### Learning Outcomes

- Conduct and interpret hypothesis tests for a single population mean, population standard deviation known
- Conduct and interpret hypothesis tests for a single population mean, population standard deviation unknown

Earlier in the course, we discussed sampling distributions. **Particular distributions are associated with hypothesis testing.** Perform tests of a population mean using a **normal distribution** or a **Student’s t-distribution**. (Remember, use a Student’s

*t*-distribution when the population

**standard deviation**is unknown and the distribution of the sample mean is approximately normal.) We perform tests of a population proportion using a normal distribution (usually

*n*is large or the sample size is large).

If you are testing a **single population mean**, the distribution for the test is for **means**:

[latex]\displaystyle\overline{{X}}~{N}{\left(\mu_{{X}}\frac{{\sigma_{{X}}}}{\sqrt{{n}}}\right)}{\quad\text{or}\quad}{t}_{{{d}{f}}}[/latex]

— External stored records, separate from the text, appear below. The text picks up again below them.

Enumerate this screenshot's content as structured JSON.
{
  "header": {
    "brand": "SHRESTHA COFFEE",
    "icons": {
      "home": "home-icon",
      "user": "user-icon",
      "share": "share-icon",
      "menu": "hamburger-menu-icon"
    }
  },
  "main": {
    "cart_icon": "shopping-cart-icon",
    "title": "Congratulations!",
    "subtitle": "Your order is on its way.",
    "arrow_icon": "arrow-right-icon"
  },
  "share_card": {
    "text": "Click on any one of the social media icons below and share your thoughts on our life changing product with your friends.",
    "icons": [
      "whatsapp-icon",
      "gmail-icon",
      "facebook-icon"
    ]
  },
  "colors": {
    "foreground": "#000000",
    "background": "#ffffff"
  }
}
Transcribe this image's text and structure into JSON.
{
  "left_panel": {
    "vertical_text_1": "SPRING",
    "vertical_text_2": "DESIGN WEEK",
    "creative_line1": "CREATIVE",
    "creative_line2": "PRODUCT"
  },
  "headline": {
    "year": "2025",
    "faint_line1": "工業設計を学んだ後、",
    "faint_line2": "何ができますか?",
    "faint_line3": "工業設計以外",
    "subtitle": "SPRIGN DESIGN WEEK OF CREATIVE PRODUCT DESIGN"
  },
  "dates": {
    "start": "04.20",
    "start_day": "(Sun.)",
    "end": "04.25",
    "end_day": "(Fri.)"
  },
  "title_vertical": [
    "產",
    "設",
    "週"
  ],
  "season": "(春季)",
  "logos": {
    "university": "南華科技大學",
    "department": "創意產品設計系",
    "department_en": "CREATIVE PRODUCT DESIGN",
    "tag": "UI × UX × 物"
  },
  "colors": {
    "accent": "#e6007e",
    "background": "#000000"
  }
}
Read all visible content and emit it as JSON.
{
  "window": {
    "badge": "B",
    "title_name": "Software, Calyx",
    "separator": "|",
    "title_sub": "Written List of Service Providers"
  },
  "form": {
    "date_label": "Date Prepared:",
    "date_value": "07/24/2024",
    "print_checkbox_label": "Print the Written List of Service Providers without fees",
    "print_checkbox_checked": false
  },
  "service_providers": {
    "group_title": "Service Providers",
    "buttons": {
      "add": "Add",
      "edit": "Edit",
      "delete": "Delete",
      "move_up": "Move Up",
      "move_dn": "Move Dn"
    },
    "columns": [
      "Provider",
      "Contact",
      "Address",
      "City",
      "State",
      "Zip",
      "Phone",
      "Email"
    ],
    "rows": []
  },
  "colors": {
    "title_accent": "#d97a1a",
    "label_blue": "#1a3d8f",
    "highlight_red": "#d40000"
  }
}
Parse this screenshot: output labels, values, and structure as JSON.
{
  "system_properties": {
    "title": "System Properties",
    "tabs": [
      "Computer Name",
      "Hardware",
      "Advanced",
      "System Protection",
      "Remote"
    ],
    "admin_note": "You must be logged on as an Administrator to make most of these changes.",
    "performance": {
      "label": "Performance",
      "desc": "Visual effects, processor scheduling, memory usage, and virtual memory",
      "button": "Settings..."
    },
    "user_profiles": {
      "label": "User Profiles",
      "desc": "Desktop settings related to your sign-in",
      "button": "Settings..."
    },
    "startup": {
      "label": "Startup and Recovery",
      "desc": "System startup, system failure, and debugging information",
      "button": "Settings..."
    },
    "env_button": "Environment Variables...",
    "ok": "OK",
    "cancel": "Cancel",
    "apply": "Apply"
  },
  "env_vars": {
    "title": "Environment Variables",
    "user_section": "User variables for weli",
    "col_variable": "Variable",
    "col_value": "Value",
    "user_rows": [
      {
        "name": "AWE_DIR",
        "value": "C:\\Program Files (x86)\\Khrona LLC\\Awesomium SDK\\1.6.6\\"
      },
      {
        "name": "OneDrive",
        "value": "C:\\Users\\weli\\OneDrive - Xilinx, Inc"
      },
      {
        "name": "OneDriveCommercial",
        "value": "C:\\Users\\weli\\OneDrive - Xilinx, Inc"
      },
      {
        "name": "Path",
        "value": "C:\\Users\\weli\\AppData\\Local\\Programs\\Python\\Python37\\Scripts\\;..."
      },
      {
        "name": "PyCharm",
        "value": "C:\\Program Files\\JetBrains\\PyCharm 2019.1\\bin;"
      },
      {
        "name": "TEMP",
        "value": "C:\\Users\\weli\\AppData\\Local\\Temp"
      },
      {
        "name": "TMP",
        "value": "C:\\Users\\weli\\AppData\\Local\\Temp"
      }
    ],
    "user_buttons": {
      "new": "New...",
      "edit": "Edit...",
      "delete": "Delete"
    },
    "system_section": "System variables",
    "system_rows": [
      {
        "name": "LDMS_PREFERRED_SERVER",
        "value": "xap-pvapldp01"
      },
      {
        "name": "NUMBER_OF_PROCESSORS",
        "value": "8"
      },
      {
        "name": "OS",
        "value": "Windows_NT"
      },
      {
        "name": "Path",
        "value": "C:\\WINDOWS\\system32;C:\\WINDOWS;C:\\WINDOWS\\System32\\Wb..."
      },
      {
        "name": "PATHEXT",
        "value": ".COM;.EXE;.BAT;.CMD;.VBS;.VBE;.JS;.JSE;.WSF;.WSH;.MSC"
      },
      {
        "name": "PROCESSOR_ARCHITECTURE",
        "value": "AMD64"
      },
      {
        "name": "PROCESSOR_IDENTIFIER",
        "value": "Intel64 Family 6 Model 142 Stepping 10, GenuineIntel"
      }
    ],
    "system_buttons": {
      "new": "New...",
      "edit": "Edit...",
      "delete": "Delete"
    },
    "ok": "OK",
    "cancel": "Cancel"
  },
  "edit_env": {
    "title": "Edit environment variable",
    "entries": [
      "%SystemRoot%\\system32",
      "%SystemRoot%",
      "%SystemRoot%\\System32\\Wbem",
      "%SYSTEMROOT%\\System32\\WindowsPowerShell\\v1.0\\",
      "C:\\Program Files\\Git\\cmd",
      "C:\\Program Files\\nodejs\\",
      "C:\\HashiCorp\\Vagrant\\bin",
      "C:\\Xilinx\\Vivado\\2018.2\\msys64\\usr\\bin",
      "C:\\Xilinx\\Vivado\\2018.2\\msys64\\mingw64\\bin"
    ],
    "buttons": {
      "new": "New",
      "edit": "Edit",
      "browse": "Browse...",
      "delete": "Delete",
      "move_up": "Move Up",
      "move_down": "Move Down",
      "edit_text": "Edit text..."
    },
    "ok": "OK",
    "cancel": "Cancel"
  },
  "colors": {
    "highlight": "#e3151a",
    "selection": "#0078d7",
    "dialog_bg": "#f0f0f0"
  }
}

The population parameter is *μ*. The estimated value (point estimate) for μ is [latex]\displaystyle\overline{{x}}[/latex], the sample mean.

If you are testing a **single population proportion**, the distribution for the test is for proportions or percentages:

[latex]\displaystyle{P}\prime~{N}{\left({p}\sqrt{{\frac{{{p}{q}}}{{n}}}}\right)}[/latex]

The population parameter is *p*. The estimated value (point estimate) for *p* is *p′*. [latex]\displaystyle{p}\prime=\frac{{x}}{{n}}[/latex] where *x* is the number of successes and *n* is the sample size.

## Assumptions

When you perform a **hypothesis test of a single population mean *** μ* using a

**Student’s**(often called a t-test), there are fundamental assumptions that need to be met in order for the test to work properly. Your data should be a

*t*-distribution**simple random sample**that comes from a population that is approximately

**normally distributed**. You use the sample

**standard deviation**to approximate the population standard deviation. (Note that if the sample size is sufficiently large, a t-test will work even if the population is not approximately normally distributed).

When you perform a **hypothesis test of a single population mean μ **using a normal distribution (often called a

*z*-test), you take a simple random sample from the population. The population you are testing is normally distributed or your sample size is sufficiently large. You know the value of the population standard deviation which, in reality, is rarely known.

When you perform a **hypothesis test of a single population proportion *** p*, you take a simple random sample from the population. You must meet the conditions for a

**binomial distribution**which are as follows: there are a certain number

*n*of independent trials, the outcomes of any trial are success or failure, and each trial has the same probability of a success

*p*. The shape of the binomial distribution needs to be similar to the shape of the normal distribution. To ensure this, the quantities

*np*and

*nq*must both be greater than five (

*np*> 5 and

*nq*> 5). Then the binomial distribution of a sample (estimated) proportion can be approximated by the normal distribution with

*μ*=

*p*and [latex]\displaystyle\sigma=\sqrt{{\frac{{{p}{q}}}{{n}}}}[/latex]. Remember that

*q*= 1 –

*p*.

## Concept Review

In order for a hypothesis test’s results to be generalized to a population, certain requirements must be satisfied.

When testing for a single population mean:

- A Student’s
*t*-test should be used if the data come from a simple, random sample and the population is approximately normally distributed, or the sample size is large, with an unknown standard deviation. - The normal test will work if the data come from a simple, random sample and the population is approximately normally distributed, or the sample size is large, with a known standard deviation.

When testing a single population proportion use a normal test for a single population proportion if the data comes from a simple, random sample, fill the requirements for a binomial distribution, and the mean number of success and the mean number of failures satisfy the conditions: *np* > 5 and *nq* > *n* where *n* is the sample size, *p* is the probability of a success, and *q* is the probability of a failure.

## Formula Review

If there is no given preconceived *α*, then use *α* = 0.05.

**Types of Hypothesis Tests**

- Single population mean,
**known**population variance (or standard deviation):**Normal test**. - Single population mean,
**unknown**population variance (or standard deviation):**Student’s**.*t*-test - Single population proportion:
**Normal test**. - For a
**single population mean**, we may use a normal distribution with the following mean and standard deviation. Means: [latex]\displaystyle\mu=\mu_{{\overline{{x}}}}{\quad\text{and}\quad}\sigma_{{\overline{{x}}}}=\frac{{\sigma_{{x}}}}{\sqrt{{n}}}[/latex] - A
**single population proportion**, we may use a normal distribution with the following mean and standard deviation. Proportions: [latex]\displaystyle\mu={p}{\quad\text{and}\quad}\sigma=\sqrt{{\frac{{{p}{q}}}{{n}}}}[/latex].